And here’s the best part – they’ll start to notice and self-correct their own errors as they gain experience.

Pick Your Battles at Work

If you are a business owner or a manager or team leader at your place of employment, you can probably already think of some ways in which positive reinforcement can improve your results at work too.

Building up your employees or direct reports instead of jumping straight into criticism can work wonders for their self-esteem, their attitude on the job, and their work performance. And when applied consistently by management, it can help to reduce employee turnover.

While this tactic won’t be appropriate for every single situation, you might be surprised at how effective it can be.

Give it a try over the next few months and see if you begin to notice a difference.

About the Author 

Chris Desatoff

Chris Desatoff is a blogger and cartoonist in Las Vegas. Follow him on Twitter or check out his blog at ChrisDesatoff.com.

{"email":"Email address invalid","url":"Website address invalid","required":"Required field missing"}

When I feel a little off, my mind always wanders back to this poem that my dad used to love.
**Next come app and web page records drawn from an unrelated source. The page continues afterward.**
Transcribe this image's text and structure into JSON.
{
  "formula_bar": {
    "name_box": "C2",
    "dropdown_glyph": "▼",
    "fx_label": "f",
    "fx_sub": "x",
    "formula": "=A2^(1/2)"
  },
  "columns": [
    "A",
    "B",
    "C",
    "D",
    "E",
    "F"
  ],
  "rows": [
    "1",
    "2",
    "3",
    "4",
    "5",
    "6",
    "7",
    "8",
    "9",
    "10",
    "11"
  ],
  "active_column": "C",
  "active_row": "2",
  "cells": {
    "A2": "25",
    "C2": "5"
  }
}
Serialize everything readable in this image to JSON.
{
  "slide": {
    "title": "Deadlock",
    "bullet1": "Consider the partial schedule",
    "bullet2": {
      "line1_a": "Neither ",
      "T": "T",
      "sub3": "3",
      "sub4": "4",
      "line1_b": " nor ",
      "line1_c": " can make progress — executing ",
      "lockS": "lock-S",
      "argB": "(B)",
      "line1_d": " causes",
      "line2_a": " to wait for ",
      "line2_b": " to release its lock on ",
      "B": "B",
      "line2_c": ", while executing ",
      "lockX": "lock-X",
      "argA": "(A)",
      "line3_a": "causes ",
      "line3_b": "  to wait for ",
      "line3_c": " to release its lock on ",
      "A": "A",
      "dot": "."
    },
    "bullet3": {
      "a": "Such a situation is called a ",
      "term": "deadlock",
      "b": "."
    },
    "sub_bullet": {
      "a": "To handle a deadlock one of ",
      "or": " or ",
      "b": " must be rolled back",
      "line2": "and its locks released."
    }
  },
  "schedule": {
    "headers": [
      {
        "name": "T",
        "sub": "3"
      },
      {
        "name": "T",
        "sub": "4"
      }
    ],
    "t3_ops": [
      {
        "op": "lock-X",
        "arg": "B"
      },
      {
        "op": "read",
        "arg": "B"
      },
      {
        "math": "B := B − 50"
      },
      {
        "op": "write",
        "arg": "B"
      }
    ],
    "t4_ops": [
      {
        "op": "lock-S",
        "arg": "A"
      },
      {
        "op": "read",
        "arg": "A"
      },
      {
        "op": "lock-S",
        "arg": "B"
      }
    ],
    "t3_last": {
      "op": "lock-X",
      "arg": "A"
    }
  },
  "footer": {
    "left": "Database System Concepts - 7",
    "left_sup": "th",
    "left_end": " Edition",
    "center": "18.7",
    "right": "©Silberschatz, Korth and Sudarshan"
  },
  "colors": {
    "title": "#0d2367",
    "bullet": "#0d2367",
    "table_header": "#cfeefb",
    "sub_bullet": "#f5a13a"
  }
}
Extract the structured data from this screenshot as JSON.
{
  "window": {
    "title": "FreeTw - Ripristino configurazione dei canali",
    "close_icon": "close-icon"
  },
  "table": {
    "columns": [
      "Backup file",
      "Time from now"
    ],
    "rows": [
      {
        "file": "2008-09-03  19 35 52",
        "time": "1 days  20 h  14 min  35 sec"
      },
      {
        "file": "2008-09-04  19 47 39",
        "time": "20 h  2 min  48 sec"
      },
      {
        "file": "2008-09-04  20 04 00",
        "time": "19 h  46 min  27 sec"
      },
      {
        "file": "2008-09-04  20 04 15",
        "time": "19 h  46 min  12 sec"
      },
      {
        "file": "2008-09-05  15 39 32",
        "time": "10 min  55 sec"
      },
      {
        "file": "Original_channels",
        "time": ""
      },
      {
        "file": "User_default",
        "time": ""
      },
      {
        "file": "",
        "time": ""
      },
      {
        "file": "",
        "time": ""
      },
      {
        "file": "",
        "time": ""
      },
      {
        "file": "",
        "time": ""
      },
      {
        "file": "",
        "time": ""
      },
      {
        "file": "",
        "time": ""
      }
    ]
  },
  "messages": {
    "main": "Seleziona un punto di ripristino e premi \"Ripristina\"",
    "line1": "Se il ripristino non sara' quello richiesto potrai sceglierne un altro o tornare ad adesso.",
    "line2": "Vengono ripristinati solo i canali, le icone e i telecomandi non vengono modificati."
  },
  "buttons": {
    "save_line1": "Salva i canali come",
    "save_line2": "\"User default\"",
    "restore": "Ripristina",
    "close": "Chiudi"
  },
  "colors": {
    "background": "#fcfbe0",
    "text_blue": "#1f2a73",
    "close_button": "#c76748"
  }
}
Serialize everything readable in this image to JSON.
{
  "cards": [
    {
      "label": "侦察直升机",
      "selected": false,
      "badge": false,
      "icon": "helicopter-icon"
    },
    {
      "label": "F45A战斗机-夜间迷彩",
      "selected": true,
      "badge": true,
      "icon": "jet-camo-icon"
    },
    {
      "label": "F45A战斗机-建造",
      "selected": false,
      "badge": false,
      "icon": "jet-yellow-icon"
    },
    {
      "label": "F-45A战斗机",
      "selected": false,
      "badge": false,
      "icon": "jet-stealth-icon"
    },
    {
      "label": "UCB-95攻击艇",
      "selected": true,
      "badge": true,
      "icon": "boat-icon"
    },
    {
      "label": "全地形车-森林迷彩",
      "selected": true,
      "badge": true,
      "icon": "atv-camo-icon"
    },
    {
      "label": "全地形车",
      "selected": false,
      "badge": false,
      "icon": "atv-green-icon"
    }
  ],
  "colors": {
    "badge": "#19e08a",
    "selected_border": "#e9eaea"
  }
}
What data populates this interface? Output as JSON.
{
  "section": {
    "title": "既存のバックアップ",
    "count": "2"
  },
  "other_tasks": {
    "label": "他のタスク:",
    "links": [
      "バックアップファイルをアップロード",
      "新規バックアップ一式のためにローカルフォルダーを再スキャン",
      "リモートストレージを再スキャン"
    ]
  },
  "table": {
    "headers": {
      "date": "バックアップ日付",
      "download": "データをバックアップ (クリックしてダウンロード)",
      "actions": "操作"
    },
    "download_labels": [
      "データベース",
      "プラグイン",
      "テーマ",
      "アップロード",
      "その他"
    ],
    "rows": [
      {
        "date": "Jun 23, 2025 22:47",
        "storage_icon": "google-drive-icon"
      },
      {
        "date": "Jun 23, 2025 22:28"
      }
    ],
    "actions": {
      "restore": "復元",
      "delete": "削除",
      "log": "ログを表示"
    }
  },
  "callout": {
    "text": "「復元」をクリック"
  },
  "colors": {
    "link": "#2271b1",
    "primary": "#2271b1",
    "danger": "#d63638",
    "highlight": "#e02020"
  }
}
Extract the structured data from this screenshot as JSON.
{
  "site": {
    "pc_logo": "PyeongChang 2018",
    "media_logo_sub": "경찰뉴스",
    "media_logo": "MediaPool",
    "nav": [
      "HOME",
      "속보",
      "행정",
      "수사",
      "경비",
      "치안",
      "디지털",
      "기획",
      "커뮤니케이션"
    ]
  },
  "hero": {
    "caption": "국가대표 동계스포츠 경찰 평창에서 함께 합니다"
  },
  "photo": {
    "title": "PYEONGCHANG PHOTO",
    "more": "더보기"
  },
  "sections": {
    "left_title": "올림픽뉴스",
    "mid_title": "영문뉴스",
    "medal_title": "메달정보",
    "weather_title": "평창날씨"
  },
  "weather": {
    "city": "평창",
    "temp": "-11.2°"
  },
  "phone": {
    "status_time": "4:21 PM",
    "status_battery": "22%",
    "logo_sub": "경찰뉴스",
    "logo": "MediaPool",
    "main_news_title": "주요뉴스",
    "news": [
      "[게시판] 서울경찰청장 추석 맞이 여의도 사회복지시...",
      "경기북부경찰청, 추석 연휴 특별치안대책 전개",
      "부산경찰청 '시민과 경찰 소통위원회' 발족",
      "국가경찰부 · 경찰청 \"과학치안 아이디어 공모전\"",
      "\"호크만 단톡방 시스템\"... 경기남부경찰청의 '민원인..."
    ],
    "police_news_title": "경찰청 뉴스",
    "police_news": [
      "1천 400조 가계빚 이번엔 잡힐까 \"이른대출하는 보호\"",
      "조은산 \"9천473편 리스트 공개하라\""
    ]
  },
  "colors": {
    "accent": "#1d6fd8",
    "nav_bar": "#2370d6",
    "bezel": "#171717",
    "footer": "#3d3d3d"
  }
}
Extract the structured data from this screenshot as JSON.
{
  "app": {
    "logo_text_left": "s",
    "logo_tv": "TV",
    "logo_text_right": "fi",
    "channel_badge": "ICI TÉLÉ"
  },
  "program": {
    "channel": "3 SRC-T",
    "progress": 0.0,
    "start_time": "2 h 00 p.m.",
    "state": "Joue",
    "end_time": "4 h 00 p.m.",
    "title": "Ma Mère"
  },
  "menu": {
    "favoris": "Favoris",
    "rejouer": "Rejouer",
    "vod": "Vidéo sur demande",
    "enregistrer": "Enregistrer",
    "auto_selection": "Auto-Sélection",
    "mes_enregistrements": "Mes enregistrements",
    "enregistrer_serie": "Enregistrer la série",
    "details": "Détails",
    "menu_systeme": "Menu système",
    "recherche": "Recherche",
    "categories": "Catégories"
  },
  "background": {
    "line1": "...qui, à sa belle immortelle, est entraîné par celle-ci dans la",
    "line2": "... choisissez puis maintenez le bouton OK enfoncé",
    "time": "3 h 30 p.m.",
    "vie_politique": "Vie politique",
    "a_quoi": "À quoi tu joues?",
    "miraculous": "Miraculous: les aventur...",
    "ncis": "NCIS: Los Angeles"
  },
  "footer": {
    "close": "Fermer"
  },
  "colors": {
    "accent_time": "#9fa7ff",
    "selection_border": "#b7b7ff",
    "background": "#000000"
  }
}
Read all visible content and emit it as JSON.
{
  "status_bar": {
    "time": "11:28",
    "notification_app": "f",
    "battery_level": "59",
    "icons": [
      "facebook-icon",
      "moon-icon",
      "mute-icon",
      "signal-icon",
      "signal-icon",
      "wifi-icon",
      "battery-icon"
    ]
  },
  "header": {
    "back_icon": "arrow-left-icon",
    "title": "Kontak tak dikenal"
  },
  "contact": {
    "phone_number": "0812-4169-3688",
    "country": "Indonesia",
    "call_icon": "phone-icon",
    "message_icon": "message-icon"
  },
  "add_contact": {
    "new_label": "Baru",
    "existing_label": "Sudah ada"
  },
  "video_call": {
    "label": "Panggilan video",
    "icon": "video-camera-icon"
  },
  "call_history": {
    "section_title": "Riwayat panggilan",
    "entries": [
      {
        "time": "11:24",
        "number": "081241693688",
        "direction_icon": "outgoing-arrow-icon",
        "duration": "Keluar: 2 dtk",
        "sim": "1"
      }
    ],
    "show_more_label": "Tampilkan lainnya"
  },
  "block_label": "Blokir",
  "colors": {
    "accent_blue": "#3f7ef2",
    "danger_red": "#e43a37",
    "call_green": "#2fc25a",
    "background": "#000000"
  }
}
The Touch of the Master’s Hand ’Twas battered and scarred, and the auctioneerThought it scarcely worth his whileTo waste much time on the old violin,But held it up with a smile:“What am I bidden, good

The Touch of The Master’s Hand

In Clash of Clans, a popular strategy game for the iPhone and Android, there is a concept of a shield that goes up once you are defeated in an attack.  This shield protects you from additional attacks, and the length of time this shield exists depends on how badly you were defeated.  The shield will

Breaking the Shield